The orders poured in from everywhere, as many as 105,000 a day at one point. The company had so much leverage that it could nearly dictate its own terms to manufacturers. Suppliers could flourish if their products were selected to be promoted. Competition was fierce and the Darwinism effect was in full play. Business boomed as the tech-savvy company built factories and warehouses that became magnets for suppliers and rivals as well. City officials complained that it was harming nearby small-town retailers (sound familiar?).

There was a time when you could find anything you wanted in a Sears catalog, including a house for your vacant lot. Between 1906 and 1940, Sears sold 75,000 build-from-a-kit houses, some still undoubtedly still standing. The Sears catalog was second only to the Holy Bible in terms of importance in many homes.

In 1913, the company launched its Kenmore brand, first appearing on a sewing machine. Then came washing machines, dryers, dishwashers and refrigerators. As recently as 2002, Sears sold four out of every 10 major appliances, an astounding 40 percent share in one of the most competitive categories in retailing.

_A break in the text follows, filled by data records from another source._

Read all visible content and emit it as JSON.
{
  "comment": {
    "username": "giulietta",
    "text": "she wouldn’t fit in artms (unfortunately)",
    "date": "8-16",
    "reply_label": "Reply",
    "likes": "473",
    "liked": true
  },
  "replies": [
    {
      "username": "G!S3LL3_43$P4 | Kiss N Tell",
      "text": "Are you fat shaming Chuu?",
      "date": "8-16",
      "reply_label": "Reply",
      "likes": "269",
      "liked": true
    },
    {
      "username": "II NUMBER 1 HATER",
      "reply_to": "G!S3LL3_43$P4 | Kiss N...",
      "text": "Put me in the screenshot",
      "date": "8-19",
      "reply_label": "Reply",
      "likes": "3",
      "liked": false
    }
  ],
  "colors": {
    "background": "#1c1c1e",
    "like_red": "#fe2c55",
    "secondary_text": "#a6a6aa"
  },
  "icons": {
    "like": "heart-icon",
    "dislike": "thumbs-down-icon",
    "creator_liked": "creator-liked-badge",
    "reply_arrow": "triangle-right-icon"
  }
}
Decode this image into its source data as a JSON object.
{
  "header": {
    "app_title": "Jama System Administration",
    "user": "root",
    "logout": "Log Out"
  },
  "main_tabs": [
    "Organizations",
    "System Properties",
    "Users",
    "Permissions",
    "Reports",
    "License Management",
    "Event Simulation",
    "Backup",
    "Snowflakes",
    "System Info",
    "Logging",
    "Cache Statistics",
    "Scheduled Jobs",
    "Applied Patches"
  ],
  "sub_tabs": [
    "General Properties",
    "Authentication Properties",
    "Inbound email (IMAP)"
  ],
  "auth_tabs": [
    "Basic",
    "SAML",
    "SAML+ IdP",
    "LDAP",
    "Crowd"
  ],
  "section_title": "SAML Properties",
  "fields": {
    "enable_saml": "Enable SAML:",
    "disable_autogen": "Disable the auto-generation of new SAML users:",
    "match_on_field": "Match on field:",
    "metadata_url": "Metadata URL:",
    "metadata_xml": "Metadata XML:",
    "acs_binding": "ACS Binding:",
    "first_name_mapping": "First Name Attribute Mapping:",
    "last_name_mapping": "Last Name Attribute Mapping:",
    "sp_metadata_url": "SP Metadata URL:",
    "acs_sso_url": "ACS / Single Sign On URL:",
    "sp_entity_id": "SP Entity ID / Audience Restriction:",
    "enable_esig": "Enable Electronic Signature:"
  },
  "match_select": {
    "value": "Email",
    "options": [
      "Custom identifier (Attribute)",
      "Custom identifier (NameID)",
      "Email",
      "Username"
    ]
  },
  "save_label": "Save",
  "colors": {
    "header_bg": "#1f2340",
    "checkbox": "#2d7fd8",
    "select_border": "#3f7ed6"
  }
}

By 1925, they opened a bricks-and-mortar retail store in Chicago. This grew to 300 by 1941 and more than 700 in the 1950s. When post-war prosperity led to growth in suburbia, Sears was perfectly positioned to cash in on another major development: the shopping mall. A Sears store was an ideal fit for a large, corner anchor store with plenty of parking. Sears revenue topped $1 billion for the first time in 1945 and 20 years later it was the world’s largest retailer and, supposedly, unassailable.


By 1991, Walmart had zipped by them … never bothering to pause and celebrate. For generations, Sears was an innovator in every area, including home delivery, product testing and employee profit-sharing, with 350,000 dedicated employees and 4,000 outlets. What went wrong?

The answer is many things, but among the most significant was diverting their considerable retail cash flow in an effort to diversify. Between 1981-85, they went on a spending spree, first acquiring Dean Witter Reynolds, the fifth-largest stock brokerage, and then real estate company Coldwell Banker. They ended up selling the real estate empire and then spun off Dean Witter in a desperate effort to return to their retailing roots. This was after someone decided to build a 110-story, 1,450 foot skyscraper with 3 million square feet (the tallest building in the world at the time) to centralize all their Chicago people and then lease whatever was left over. You have to wonder what all these people were doing. (It wasn’t selling perfume or filling catalog orders!). The Sears Tower is now called Willis Tower (don’t ask).

They stopped the catalogs in 1993. One has to speculate what would have happened had they simply put their entire cornucopia of goodies online. I know timing is everything, but in 1995, on April 3, a scientist named John Wainwright bought a book titled Fluid Concepts and Creative Analogies: Computer Models of the Fundamental Mechanisms of Thought. He purchased it online from an obscure company called Amazon.

I will miss Sears when they gurgle for the last time. I cherished those catalogs when we lived in Independence, Calif. (the place Los Angeles stole water from via a 253-mile aqueduct). Me and my Boy Scout buddies all made wish lists, while occasionally sneaking a peek at the lingerie section.

Intelligent Collector blogger JIM O’NEAL is an avid collector and history buff. He is president and CEO of Frito-Lay International [retired] and earlier served as chair and CEO of PepsiCo Restaurants International [KFC Pizza Hut and Taco Bell].